**PROBLEM DESCRIPTION:** Across all of the records below, determine the number of lines containing the string "timestamp"; reply with that number only.

........

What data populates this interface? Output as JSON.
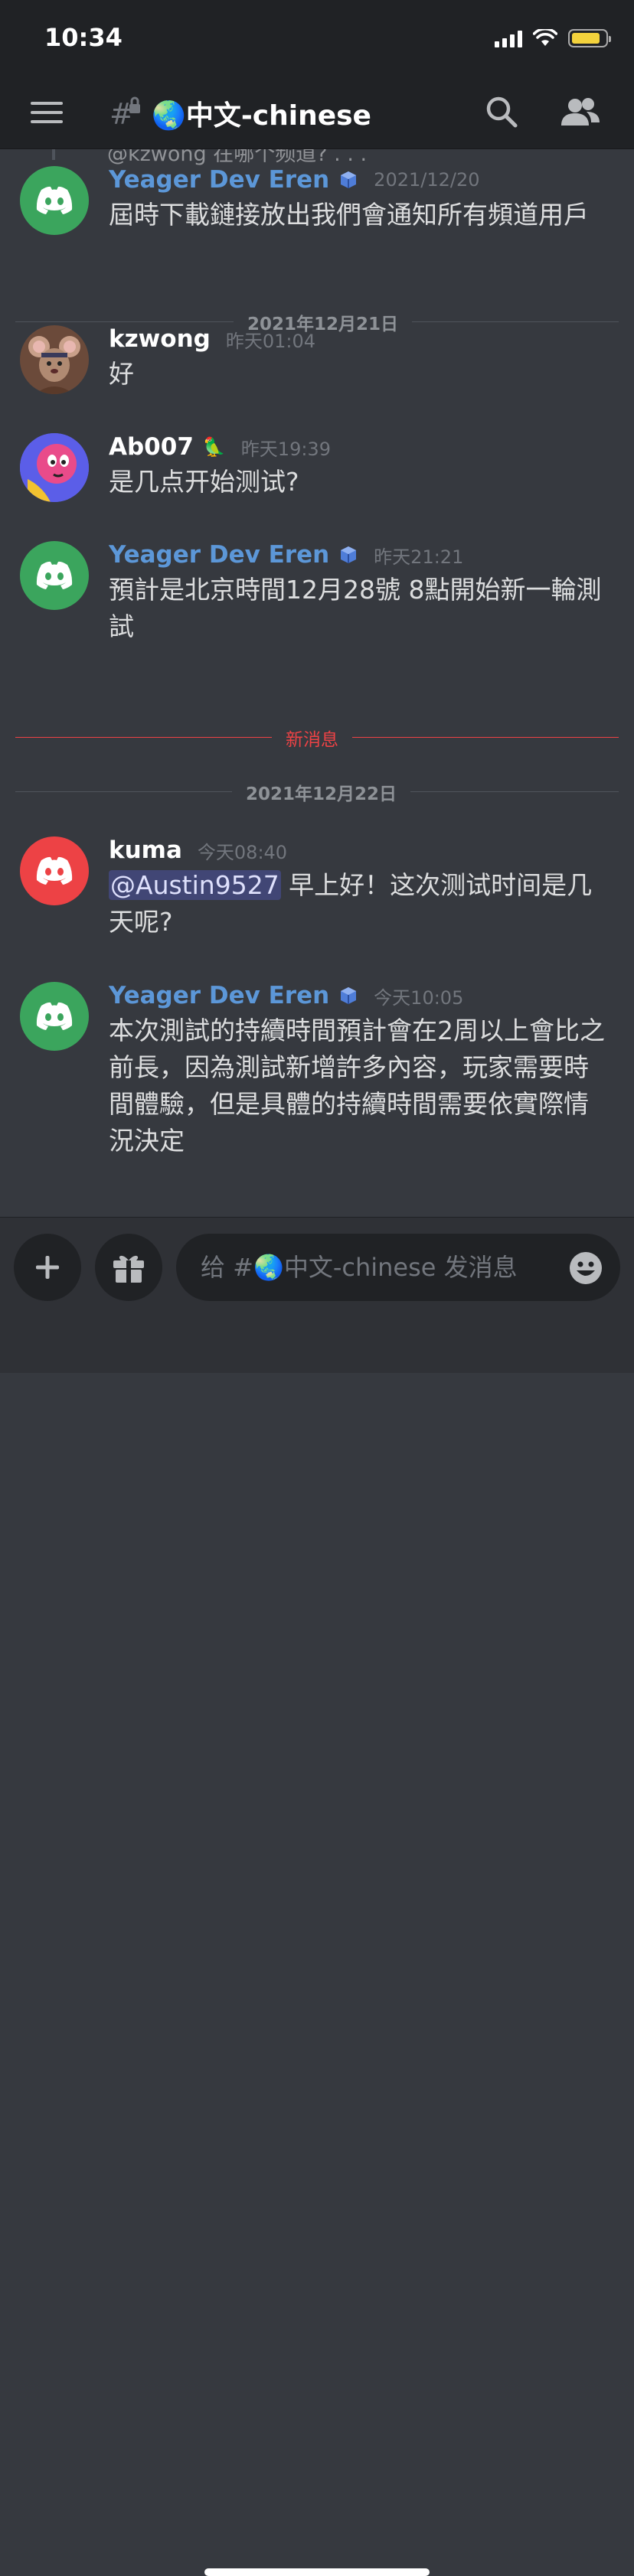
{
  "status_bar": {
    "time": "10:34",
    "battery_level": 0.85
  },
  "header": {
    "channel_name": "🌏中文-chinese"
  },
  "reply_preview": {
    "text": "@kzwong 在哪个频道? . . ."
  },
  "messages": [
    {
      "author": "Yeager Dev Eren",
      "timestamp": "2021/12/20",
      "text": "屆時下載鏈接放出我們會通知所有頻道用戶"
    },
    {
      "author": "kzwong",
      "timestamp": "昨天01:04",
      "text": "好"
    },
    {
      "author": "Ab007",
      "timestamp": "昨天19:39",
      "text": "是几点开始测试?",
      "badge": "🦜"
    },
    {
      "author": "Yeager Dev Eren",
      "timestamp": "昨天21:21",
      "text": "預計是北京時間12月28號 8點開始新一輪測試"
    },
    {
      "author": "kuma",
      "timestamp": "今天08:40",
      "mention": "@Austin9527",
      "text": " 早上好！这次测试时间是几天呢?"
    },
    {
      "author": "Yeager Dev Eren",
      "timestamp": "今天10:05",
      "text": "本次測試的持續時間預計會在2周以上會比之前長，因為測試新增許多內容，玩家需要時間體驗，但是具體的持續時間需要依實際情況決定"
    }
  ],
  "dividers": {
    "date_1": "2021年12月21日",
    "new_messages": "新消息",
    "date_2": "2021年12月22日"
  },
  "composer": {
    "placeholder": "给 #🌏中文-chinese 发消息"
  },
  "colors": {
    "background": "#36393f",
    "header": "#202225",
    "dev_name": "#5c97d8",
    "new_divider": "#ed4245",
    "mention_bg": "#414675"
  }
}
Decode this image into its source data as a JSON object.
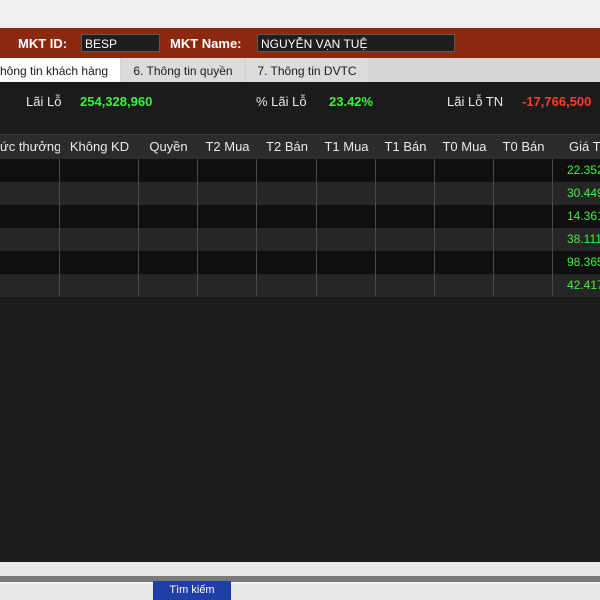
{
  "header": {
    "mkt_id_label": "MKT ID:",
    "mkt_id_value": "BESP",
    "mkt_name_label": "MKT Name:",
    "mkt_name_value": "NGUYỄN VẠN TUỆ"
  },
  "tabs": [
    {
      "label": "hông tin khách hàng"
    },
    {
      "label": "6. Thông tin quyền"
    },
    {
      "label": "7. Thông tin DVTC"
    }
  ],
  "summary": {
    "pnl_label": "Lãi Lỗ",
    "pnl_value": "254,328,960",
    "pnl_pct_label": "% Lãi Lỗ",
    "pnl_pct_value": "23.42%",
    "pnl_tn_label": "Lãi Lỗ TN",
    "pnl_tn_value": "-17,766,500"
  },
  "table": {
    "columns": [
      "ức thưởng",
      "Không KD",
      "Quyền",
      "T2 Mua",
      "T2 Bán",
      "T1 Mua",
      "T1 Bán",
      "T0 Mua",
      "T0 Bán",
      "Giá T"
    ],
    "rows": [
      [
        "",
        "",
        "",
        "",
        "",
        "",
        "",
        "",
        "",
        "22.352"
      ],
      [
        "",
        "",
        "",
        "",
        "",
        "",
        "",
        "",
        "",
        "30.449"
      ],
      [
        "",
        "",
        "",
        "",
        "",
        "",
        "",
        "",
        "",
        "14.361"
      ],
      [
        "",
        "",
        "",
        "",
        "",
        "",
        "",
        "",
        "",
        "38.111"
      ],
      [
        "",
        "",
        "",
        "",
        "",
        "",
        "",
        "",
        "",
        "98.365"
      ],
      [
        "",
        "",
        "",
        "",
        "",
        "",
        "",
        "",
        "",
        "42.417"
      ]
    ]
  },
  "footer": {
    "search_button": "Tìm kiếm"
  }
}
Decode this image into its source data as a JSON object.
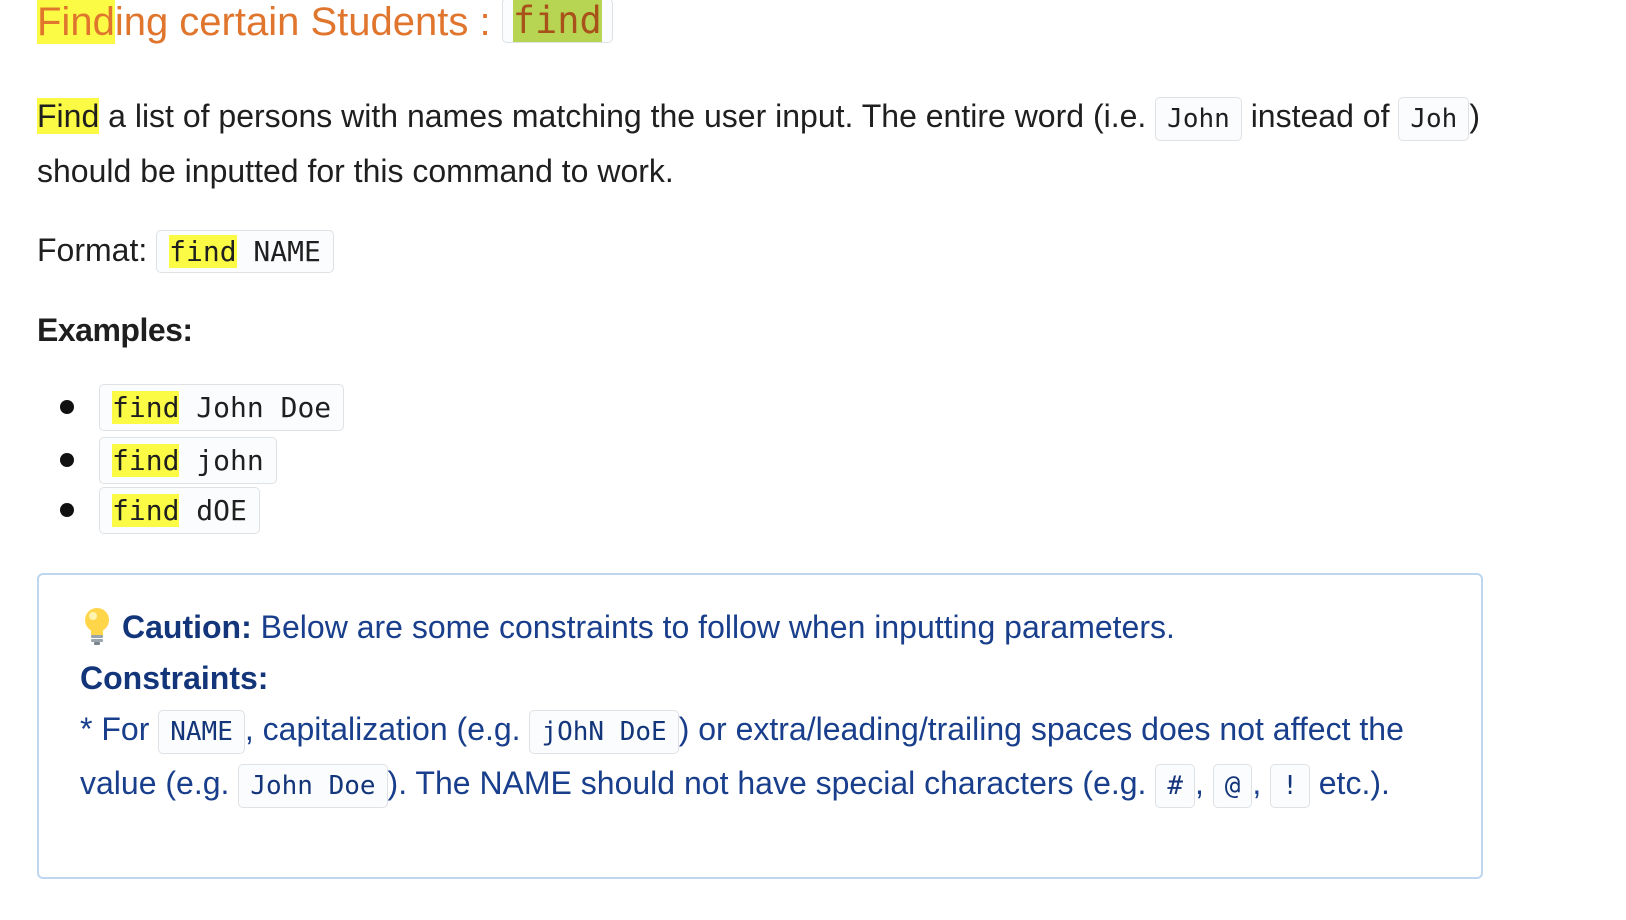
{
  "title": {
    "prefix_highlight": "Find",
    "prefix_rest": "ing certain Students : ",
    "command": "find"
  },
  "description": {
    "highlight": "Find",
    "text_1": " a list of persons with names matching the user input. The entire word (i.e. ",
    "code_1": "John",
    "text_2": " instead of ",
    "code_2": "Joh",
    "text_3": ") should be inputted for this command to work."
  },
  "format": {
    "label": "Format: ",
    "command": "find",
    "argument": " NAME"
  },
  "examples": {
    "heading": "Examples:",
    "items": [
      {
        "command": "find",
        "args": " John Doe"
      },
      {
        "command": "find",
        "args": " john"
      },
      {
        "command": "find",
        "args": " dOE"
      }
    ]
  },
  "callout": {
    "icon": "lightbulb-icon",
    "caution_label": "Caution:",
    "caution_text": " Below are some constraints to follow when inputting parameters.",
    "constraints_label": "Constraints:",
    "line_1a": "* For ",
    "code_name": "NAME",
    "line_1b": ", capitalization (e.g. ",
    "code_caps": "jOhN DoE",
    "line_1c": ") or extra/leading/trailing spaces does not affect the value (e.g. ",
    "code_john": "John Doe",
    "line_1d": "). The NAME should not have special characters (e.g. ",
    "code_hash": "#",
    "sep_1": ", ",
    "code_at": "@",
    "sep_2": ", ",
    "code_bang": "!",
    "line_1e": " etc.)."
  },
  "colors": {
    "title": "#e0752d",
    "highlight": "#fbfb45",
    "callout_text": "#193f8c",
    "callout_border": "#bdd7f1"
  }
}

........

**TASK OUTPUT:** 6